Assigned task
The response must restate all of the data word for word.
(Task material)
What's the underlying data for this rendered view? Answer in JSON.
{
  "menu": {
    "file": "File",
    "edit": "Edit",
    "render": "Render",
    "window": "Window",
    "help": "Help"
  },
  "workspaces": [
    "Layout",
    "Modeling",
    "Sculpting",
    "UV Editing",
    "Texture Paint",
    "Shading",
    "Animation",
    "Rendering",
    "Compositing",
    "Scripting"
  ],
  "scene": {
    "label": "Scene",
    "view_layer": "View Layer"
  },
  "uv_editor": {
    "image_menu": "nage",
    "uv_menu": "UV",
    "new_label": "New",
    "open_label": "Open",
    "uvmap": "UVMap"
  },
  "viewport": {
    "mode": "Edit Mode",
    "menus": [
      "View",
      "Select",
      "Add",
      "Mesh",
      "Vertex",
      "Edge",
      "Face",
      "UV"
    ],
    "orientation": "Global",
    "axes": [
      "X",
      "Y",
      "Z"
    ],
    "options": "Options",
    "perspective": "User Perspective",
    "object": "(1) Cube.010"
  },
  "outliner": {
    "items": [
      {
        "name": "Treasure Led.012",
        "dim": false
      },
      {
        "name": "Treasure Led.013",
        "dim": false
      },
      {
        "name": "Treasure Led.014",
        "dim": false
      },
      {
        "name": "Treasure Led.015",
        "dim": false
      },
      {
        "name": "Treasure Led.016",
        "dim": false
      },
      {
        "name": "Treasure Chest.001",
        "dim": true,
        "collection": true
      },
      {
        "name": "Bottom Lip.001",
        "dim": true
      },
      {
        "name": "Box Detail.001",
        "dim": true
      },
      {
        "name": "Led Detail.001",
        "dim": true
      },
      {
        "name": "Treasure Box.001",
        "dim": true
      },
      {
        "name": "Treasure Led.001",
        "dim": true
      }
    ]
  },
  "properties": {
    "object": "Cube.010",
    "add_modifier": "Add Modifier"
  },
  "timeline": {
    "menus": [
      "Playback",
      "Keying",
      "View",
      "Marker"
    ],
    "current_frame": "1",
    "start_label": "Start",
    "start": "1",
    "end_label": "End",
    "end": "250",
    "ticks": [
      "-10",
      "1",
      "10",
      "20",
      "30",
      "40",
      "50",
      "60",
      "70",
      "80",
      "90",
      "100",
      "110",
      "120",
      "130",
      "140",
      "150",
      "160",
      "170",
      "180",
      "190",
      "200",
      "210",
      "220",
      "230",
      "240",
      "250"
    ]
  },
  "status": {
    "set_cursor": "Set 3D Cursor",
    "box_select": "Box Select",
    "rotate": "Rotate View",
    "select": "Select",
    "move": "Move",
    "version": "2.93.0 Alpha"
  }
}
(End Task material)
Written response
What's the underlying data for this rendered view? Answer in JSON.
{
  "menu": {
    "file": "File",
    "edit": "Edit",
    "render": "Render",
    "window": "Window",
    "help": "Help"
  },
  "workspaces": [
    "Layout",
    "Modeling",
    "Sculpting",
    "UV Editing",
    "Texture Paint",
    "Shading",
    "Animation",
    "Rendering",
    "Compositing",
    "Scripting"
  ],
  "scene": {
    "label": "Scene",
    "view_layer": "View Layer"
  },
  "uv_editor": {
    "image_menu": "nage",
    "uv_menu": "UV",
    "new_label": "New",
    "open_label": "Open",
    "uvmap": "UVMap"
  },
  "viewport": {
    "mode": "Edit Mode",
    "menus": [
      "View",
      "Select",
      "Add",
      "Mesh",
      "Vertex",
      "Edge",
      "Face",
      "UV"
    ],
    "orientation": "Global",
    "axes": [
      "X",
      "Y",
      "Z"
    ],
    "options": "Options",
    "perspective": "User Perspective",
    "object": "(1) Cube.010"
  },
  "outliner": {
    "items": [
      {
        "name": "Treasure Led.012",
        "dim": false
      },
      {
        "name": "Treasure Led.013",
        "dim": false
      },
      {
        "name": "Treasure Led.014",
        "dim": false
      },
      {
        "name": "Treasure Led.015",
        "dim": false
      },
      {
        "name": "Treasure Led.016",
        "dim": false
      },
      {
        "name": "Treasure Chest.001",
        "dim": true,
        "collection": true
      },
      {
        "name": "Bottom Lip.001",
        "dim": true
      },
      {
        "name": "Box Detail.001",
        "dim": true
      },
      {
        "name": "Led Detail.001",
        "dim": true
      },
      {
        "name": "Treasure Box.001",
        "dim": true
      },
      {
        "name": "Treasure Led.001",
        "dim": true
      }
    ]
  },
  "properties": {
    "object": "Cube.010",
    "add_modifier": "Add Modifier"
  },
  "timeline": {
    "menus": [
      "Playback",
      "Keying",
      "View",
      "Marker"
    ],
    "current_frame": "1",
    "start_label": "Start",
    "start": "1",
    "end_label": "End",
    "end": "250",
    "ticks": [
      "-10",
      "1",
      "10",
      "20",
      "30",
      "40",
      "50",
      "60",
      "70",
      "80",
      "90",
      "100",
      "110",
      "120",
      "130",
      "140",
      "150",
      "160",
      "170",
      "180",
      "190",
      "200",
      "210",
      "220",
      "230",
      "240",
      "250"
    ]
  },
  "status": {
    "set_cursor": "Set 3D Cursor",
    "box_select": "Box Select",
    "rotate": "Rotate View",
    "select": "Select",
    "move": "Move",
    "version": "2.93.0 Alpha"
  }
}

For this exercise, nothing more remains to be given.